Advanced technology and advanced analytics enable digitally enabled production-and-quality feedback loops. This approach allows businesses to predict negative quality trends and remove bottlenecks faster. For instance, a global component supplier recently implemented a tablet-based quality feedback loop in a lead assembly plant in the United States. This resulted in reduced rework, improved productivity, and $35 million annual savings.
Improve Your Micromachining Processes
Micromanufacturing is a process that enables designers to manipulate materials on a micro or meso scale. While certain materials cannot withstand external stresses caused by traditional manufacturing processes, certain alloys are perfectly suited for micromachining. In addition, by improving your micromachining processes, you can produce smaller, more uniform parts.
Micromachining is an intricately controlled process that requires all components to work together in a synchronized manner. The laser, optical stages, robotic arms, conveyors, and software all work together to create the best result. In addition, you can install custom software on your machine to help you monitor your micromachining process and log errors.
We can use various micromachining processes to manufacture the components for micro electronics. Chemical wet etching, for example, is a technique in wide use for bulk micromachining. Chemical wet etching is an excellent choice for MEMS applications due to its high etch rate and selectivity. In addition, by altering the chemical composition of the etching solution, you can adjust the crystallographic planes on the substrate.
In surface micromachining, an oxide layer is first deposited. You then remove this temporary layer. Then, apply a thin film of polysilicon. This thin film forms the structural mechanical layer. Once complete, you polish the surface to create the final microelectronic device.
The Role of Automation in the SMT Industry
The main advantage of SMT assembly is the ability to automate the process, which can increase productivity and reduce labor costs. However, a downside of SMT assembly is that it requires a large amount of expertise and capital investment.
SMT Assembly has become more popular in recent years because it is capable of producing high-quality products faster than traditional manufacturing processes.
In the SMT industry, automation is one of the most important factors that has helped to reduce production costs. Automation has been in use across many different industries, but this particular industry has been a pioneer in automating its production process. This is because it requires a lot of expertise and knowledge to produce good quality products. The SMT industry currently produces more than 60% of all integrated circuits on the market. This means that there are a lot of opportunities for automation in this particular industry.

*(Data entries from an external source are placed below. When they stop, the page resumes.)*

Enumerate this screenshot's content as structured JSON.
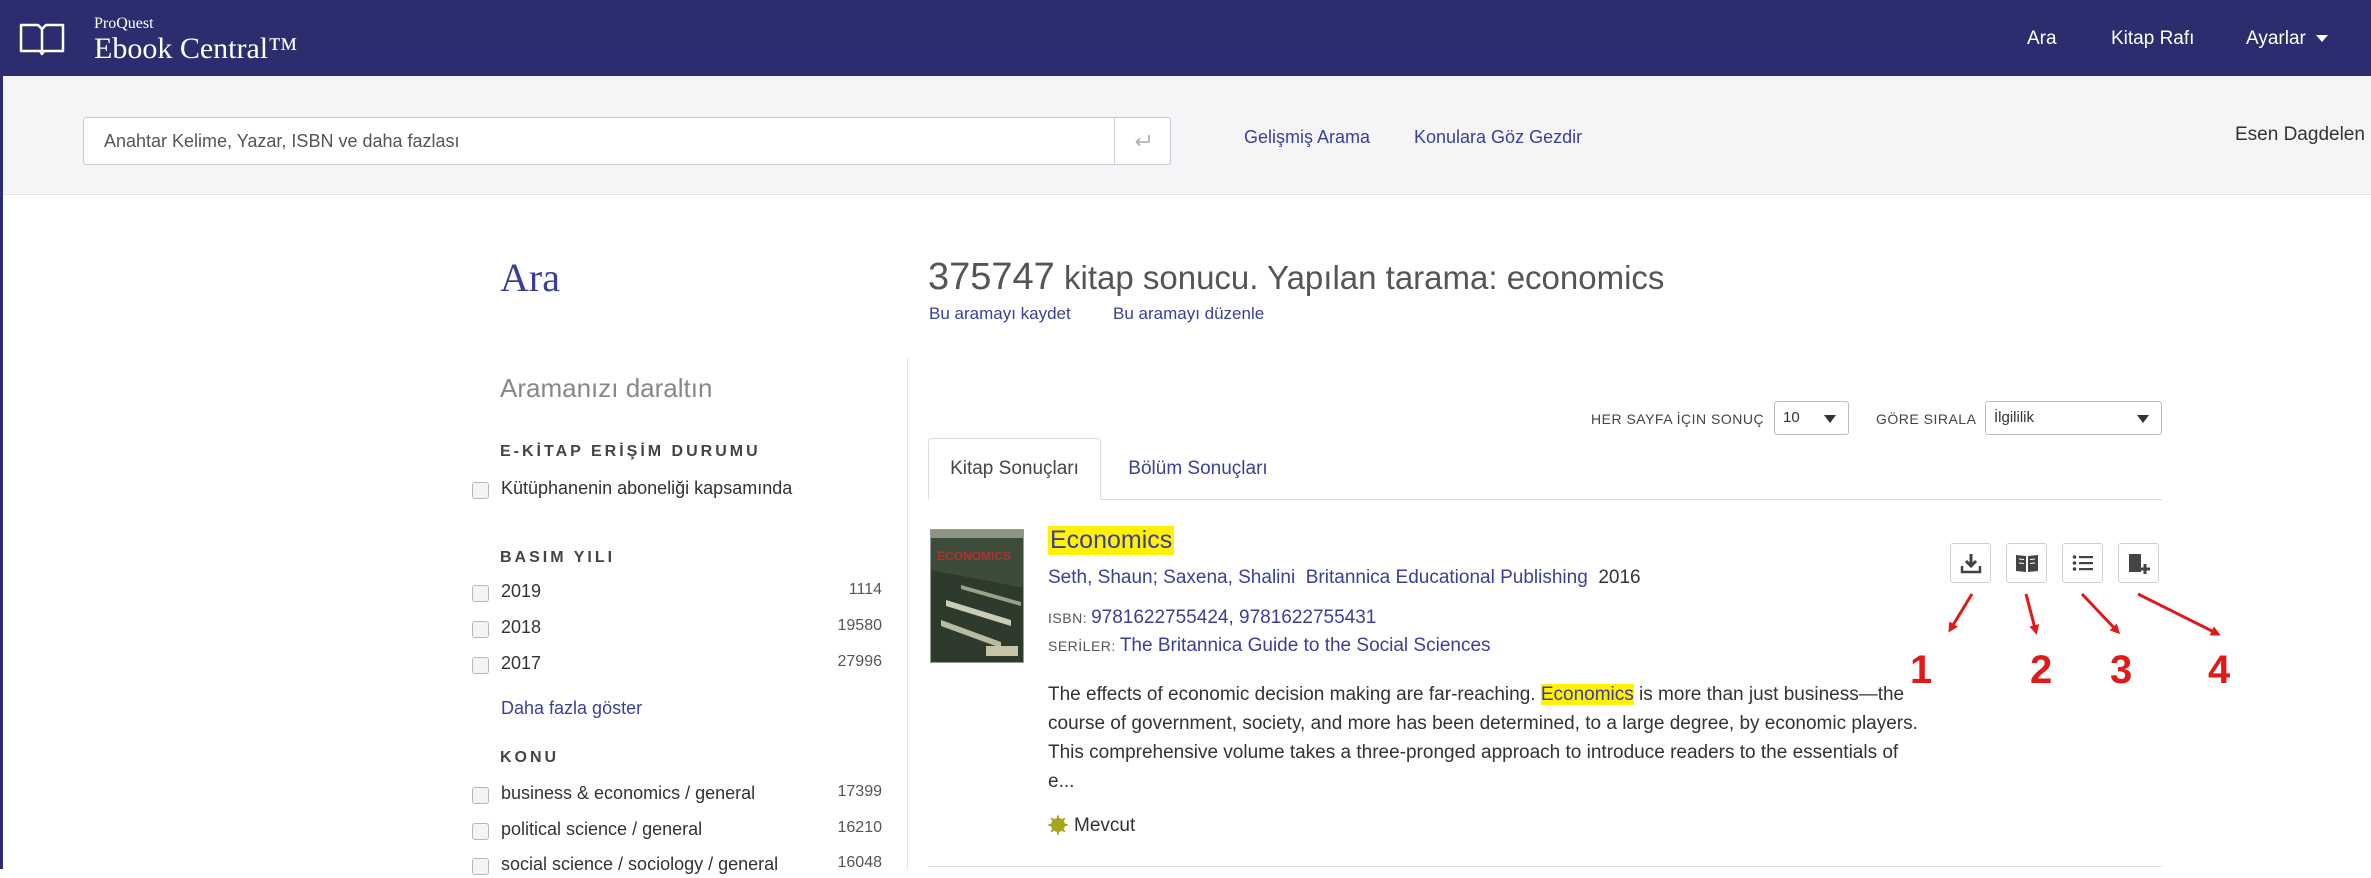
{
  "topbar": {
    "brand_small": "ProQuest",
    "brand_big": "Ebook Central™",
    "nav": {
      "search": "Ara",
      "bookshelf": "Kitap Rafı",
      "settings": "Ayarlar"
    }
  },
  "search": {
    "placeholder": "Anahtar Kelime, Yazar, ISBN ve daha fazlası",
    "advanced": "Gelişmiş Arama",
    "browse": "Konulara Göz Gezdir",
    "user": "Esen Dagdelen"
  },
  "page": {
    "title": "Ara"
  },
  "refine": {
    "title": "Aramanızı daraltın",
    "access": {
      "heading": "E-KİTAP ERİŞİM DURUMU",
      "items": [
        {
          "label": "Kütüphanenin aboneliği kapsamında"
        }
      ]
    },
    "year": {
      "heading": "BASIM YILI",
      "items": [
        {
          "label": "2019",
          "count": "1114"
        },
        {
          "label": "2018",
          "count": "19580"
        },
        {
          "label": "2017",
          "count": "27996"
        }
      ],
      "more": "Daha fazla göster"
    },
    "subject": {
      "heading": "KONU",
      "items": [
        {
          "label": "business & economics / general",
          "count": "17399"
        },
        {
          "label": "political science / general",
          "count": "16210"
        },
        {
          "label": "social science / sociology / general",
          "count": "16048"
        }
      ]
    }
  },
  "results": {
    "count": "375747",
    "count_text": "kitap sonucu. Yapılan tarama: economics",
    "save": "Bu aramayı kaydet",
    "edit": "Bu aramayı düzenle",
    "per_page_label": "HER SAYFA İÇIN SONUÇ",
    "per_page_value": "10",
    "sort_label": "GÖRE SIRALA",
    "sort_value": "İlgililik",
    "tabs": [
      "Kitap Sonuçları",
      "Bölüm Sonuçları"
    ],
    "item": {
      "cover_text": "ECONOMICS",
      "title": "Economics",
      "authors": "Seth, Shaun; Saxena, Shalini",
      "publisher": "Britannica Educational Publishing",
      "year": "2016",
      "isbn_label": "ISBN:",
      "isbn": "9781622755424, 9781622755431",
      "series_label": "SERİLER:",
      "series": "The Britannica Guide to the Social Sciences",
      "desc_before": "The effects of economic decision making are far-reaching. ",
      "desc_hl": "Economics",
      "desc_after": " is more than just business—the course of government, society, and more has been determined, to a large degree, by economic players. This comprehensive volume takes a three-pronged approach to introduce readers to the essentials of e...",
      "availability": "Mevcut"
    }
  },
  "annotations": [
    "1",
    "2",
    "3",
    "4"
  ]
}
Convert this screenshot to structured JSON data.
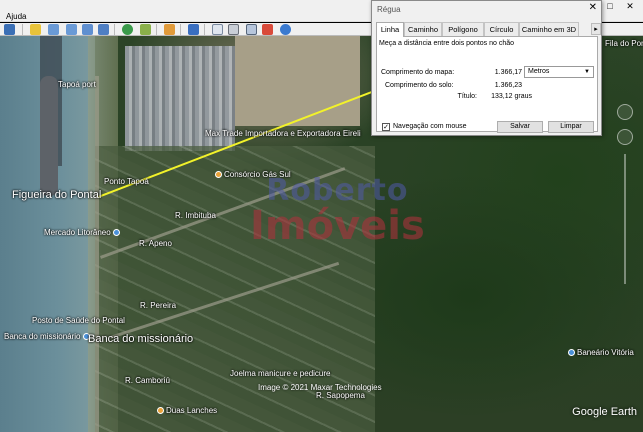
{
  "app": {
    "menu": {
      "help": "Ajuda"
    },
    "window_controls": {
      "minimize": "–",
      "restore": "□",
      "close": "✕"
    }
  },
  "toolbar": {
    "icons": [
      "sidebar-icon",
      "placemark-icon",
      "polygon-icon",
      "path-icon",
      "overlay-icon",
      "tour-icon",
      "sky-icon",
      "sun-icon",
      "history-icon",
      "ruler-icon",
      "email-icon",
      "print-icon",
      "image-icon",
      "maps-icon",
      "globe-icon"
    ]
  },
  "ruler_dialog": {
    "title": "Régua",
    "close": "✕",
    "tabs": [
      "Linha",
      "Caminho",
      "Polígono",
      "Círculo",
      "Caminho em 3D"
    ],
    "tabs_more": "▸",
    "active_tab": "Linha",
    "description": "Meça a distância entre dois pontos no chão",
    "map_length_label": "Comprimento do mapa:",
    "map_length_value": "1.366,17",
    "unit": "Metros",
    "ground_length_label": "Comprimento do solo:",
    "ground_length_value": "1.366,23",
    "heading_label": "Título:",
    "heading_value": "133,12 graus",
    "mouse_nav_label": "Navegação com mouse",
    "mouse_nav_checked": "✓",
    "save_label": "Salvar",
    "clear_label": "Limpar"
  },
  "map": {
    "labels": {
      "fila_do_ponto": "Fila do Pont",
      "tapoa_port": "Tapoá port",
      "nova_tapoa": "Ponto Tapoá",
      "figueira": "Figueira do Pontal",
      "mercado": "Mercado Litorâneo",
      "rua_apeno": "R. Apeno",
      "rua_imbituba": "R. Imbituba",
      "consorcio": "Consórcio Gás Sul",
      "max_trade": "Max Trade Importadora e Exportadora Eireli",
      "rua_pereira": "R. Pereira",
      "posto_saude": "Posto de Saúde do Pontal",
      "banca_small": "Banca do missionário",
      "banca_big": "Banca do missionário",
      "rua_camboriu": "R. Camboriú",
      "joelma": "Joelma manicure e pedicure",
      "baneario": "Baneário Vitória",
      "lanches": "Duas Lanches",
      "rua_sapopema": "R. Sapopema"
    },
    "watermark": {
      "line1": "Roberto",
      "line2": "Imóveis"
    },
    "copyright": "Image © 2021 Maxar Technologies",
    "brand": "Google Earth"
  }
}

Automation has greatly reduced the amount of manpower needed to produce a product. With automation, it is easier to produce more products and handle more orders than it was before. With automation, companies have reduced their production time by 50%. This is because they are not relying on manpower as much as they used to. The faster production times also open up other markets for the company such as electronics assemblers, military contracts and custom manufacturing. Therefore, many companies in the industry are moving toward faster production times with CNC machines.